There's more to SketchUp than 3D modeling. But you know that, right?
For presenting work to clients, planning boards, contractors -- whomever -- we still use 2D drawings to convey design and detail. That’s pretty clear.
In expos and conferences, in studios and on job sites, in workshops and meetups, in makerspaces and classrooms, in forums, at Basecamps, on YouTube... People who use SketchUp are everywhere. But for every SketchUp aficionado, it seems there are twenty more people who don’t realize how much is possible in 3D.
About two years ago at 3D Basecamp, our friend Jeremy Kay introduced me to the term “big idea architecture.” It was Jeremy’s way of describing an architectural illustrator’s task of conveying something beyond the tangibles of form, function, and context.
Leers Weinzapfel Associates is a Boston-based, award-winning practice specializing in architecture, urban design and infrastructure projects. They’ve recently worked on a tri-faculty building with an innovative timber structure for the University of Massachusetts, Amherst. We caught up with Tom Chung, Principal, to learn more about how they went about designing a building for designers, and how effective collaboration helped the project team arrive at a compelling and sustainable design.
After seeing samples of stunning city planning documents from Houseal Lavigne Associates, we were excited to sit down with Devin Lavigne, Co-Founder, to get an inside look at his workflow.
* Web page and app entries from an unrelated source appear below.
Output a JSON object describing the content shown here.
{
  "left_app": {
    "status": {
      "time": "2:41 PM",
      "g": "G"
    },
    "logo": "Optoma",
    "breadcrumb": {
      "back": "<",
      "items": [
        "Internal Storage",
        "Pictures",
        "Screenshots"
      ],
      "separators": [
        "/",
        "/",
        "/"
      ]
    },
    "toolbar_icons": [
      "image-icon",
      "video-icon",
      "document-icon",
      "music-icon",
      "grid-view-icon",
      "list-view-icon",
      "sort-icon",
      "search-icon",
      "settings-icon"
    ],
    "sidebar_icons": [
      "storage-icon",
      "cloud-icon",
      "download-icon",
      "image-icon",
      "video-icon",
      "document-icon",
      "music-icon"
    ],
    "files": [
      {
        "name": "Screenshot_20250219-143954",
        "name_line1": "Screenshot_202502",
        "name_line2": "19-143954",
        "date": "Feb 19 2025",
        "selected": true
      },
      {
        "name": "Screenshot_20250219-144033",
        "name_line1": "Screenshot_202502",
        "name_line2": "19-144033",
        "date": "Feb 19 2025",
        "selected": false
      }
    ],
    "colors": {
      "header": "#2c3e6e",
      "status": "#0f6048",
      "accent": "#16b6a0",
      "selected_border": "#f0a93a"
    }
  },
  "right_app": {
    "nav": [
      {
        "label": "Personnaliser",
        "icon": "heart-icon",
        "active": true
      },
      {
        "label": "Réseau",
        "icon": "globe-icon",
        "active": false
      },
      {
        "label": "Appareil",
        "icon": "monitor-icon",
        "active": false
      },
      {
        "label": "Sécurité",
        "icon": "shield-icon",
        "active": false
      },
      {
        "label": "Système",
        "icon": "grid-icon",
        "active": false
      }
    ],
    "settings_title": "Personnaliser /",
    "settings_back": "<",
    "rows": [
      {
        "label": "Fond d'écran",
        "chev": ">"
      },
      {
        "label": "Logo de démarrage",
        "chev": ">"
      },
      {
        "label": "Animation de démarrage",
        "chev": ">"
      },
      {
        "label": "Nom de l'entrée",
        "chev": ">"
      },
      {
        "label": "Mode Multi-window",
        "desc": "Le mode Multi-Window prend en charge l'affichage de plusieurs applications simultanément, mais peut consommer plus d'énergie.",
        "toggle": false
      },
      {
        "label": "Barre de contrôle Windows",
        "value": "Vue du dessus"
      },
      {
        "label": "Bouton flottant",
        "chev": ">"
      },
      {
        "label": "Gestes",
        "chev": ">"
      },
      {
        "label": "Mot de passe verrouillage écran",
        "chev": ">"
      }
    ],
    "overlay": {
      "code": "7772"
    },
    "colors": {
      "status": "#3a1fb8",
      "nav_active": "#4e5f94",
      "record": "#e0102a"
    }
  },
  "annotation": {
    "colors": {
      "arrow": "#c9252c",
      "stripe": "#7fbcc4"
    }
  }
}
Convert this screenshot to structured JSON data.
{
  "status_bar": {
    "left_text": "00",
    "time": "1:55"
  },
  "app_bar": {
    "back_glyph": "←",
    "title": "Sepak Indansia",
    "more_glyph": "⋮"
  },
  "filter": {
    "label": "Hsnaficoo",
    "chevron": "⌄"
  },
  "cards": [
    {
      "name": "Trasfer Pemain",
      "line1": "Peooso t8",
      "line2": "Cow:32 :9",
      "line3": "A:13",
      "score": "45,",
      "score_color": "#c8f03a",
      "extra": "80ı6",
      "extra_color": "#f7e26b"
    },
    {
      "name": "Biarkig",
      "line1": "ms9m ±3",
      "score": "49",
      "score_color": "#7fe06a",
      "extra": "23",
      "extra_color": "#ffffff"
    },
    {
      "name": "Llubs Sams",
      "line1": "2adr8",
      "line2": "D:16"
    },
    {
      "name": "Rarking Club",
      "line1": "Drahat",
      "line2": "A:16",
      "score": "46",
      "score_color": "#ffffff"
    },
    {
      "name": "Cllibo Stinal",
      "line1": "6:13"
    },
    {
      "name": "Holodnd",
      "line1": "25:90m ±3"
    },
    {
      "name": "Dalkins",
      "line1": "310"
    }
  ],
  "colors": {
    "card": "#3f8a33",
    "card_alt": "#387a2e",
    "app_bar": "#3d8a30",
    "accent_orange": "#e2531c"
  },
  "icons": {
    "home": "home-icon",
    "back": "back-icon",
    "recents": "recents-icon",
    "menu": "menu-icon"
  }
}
Luckily, he was candid enough to show us an actual client project he was working on. Devin started with a blank SketchUp document and transformed it into one of their signature graphics.
What do SketchUp and sustainable development have in common? Well, before we can talk about that, let’s begin with an understanding of the word ‘sustainability’ because depending on who you talk to, you’ll likely get a different definition every time.
Paul from 3DOn Ltd. presented at an event I attended a month or so ago. After his presentation, I asked him if we could tell the SketchUp community about his product, 3DOn ARchitecture. He said yes, but at the time the app was only available in the UK. Now it’s available to SketchUp users all over the world. Hooray!
Back in architecture school, I once had to lay out a parking lot for a building I was designing. What a terrible, terrible exercise in nitpicky details and perpetual re-arrangement. The solution I came up with accommodated all of four Smart cars and a unicycle. Awful. If only I’d had access to a tool like SITEOPS from BLUERIDGE Analytics.
You might not realize that the display settings you choose to apply to your models can affect SketchUp’s speed and general responsiveness. Turning on fancy edge effects and other doodads will slow you down when your model gets big.
If you’ve ever inserted an aerial photo or an old scanned site plan into LayOut, you might have wanted to give it a specific scale on the page. My favorite technique for doing this uses the Clipping Mask feature.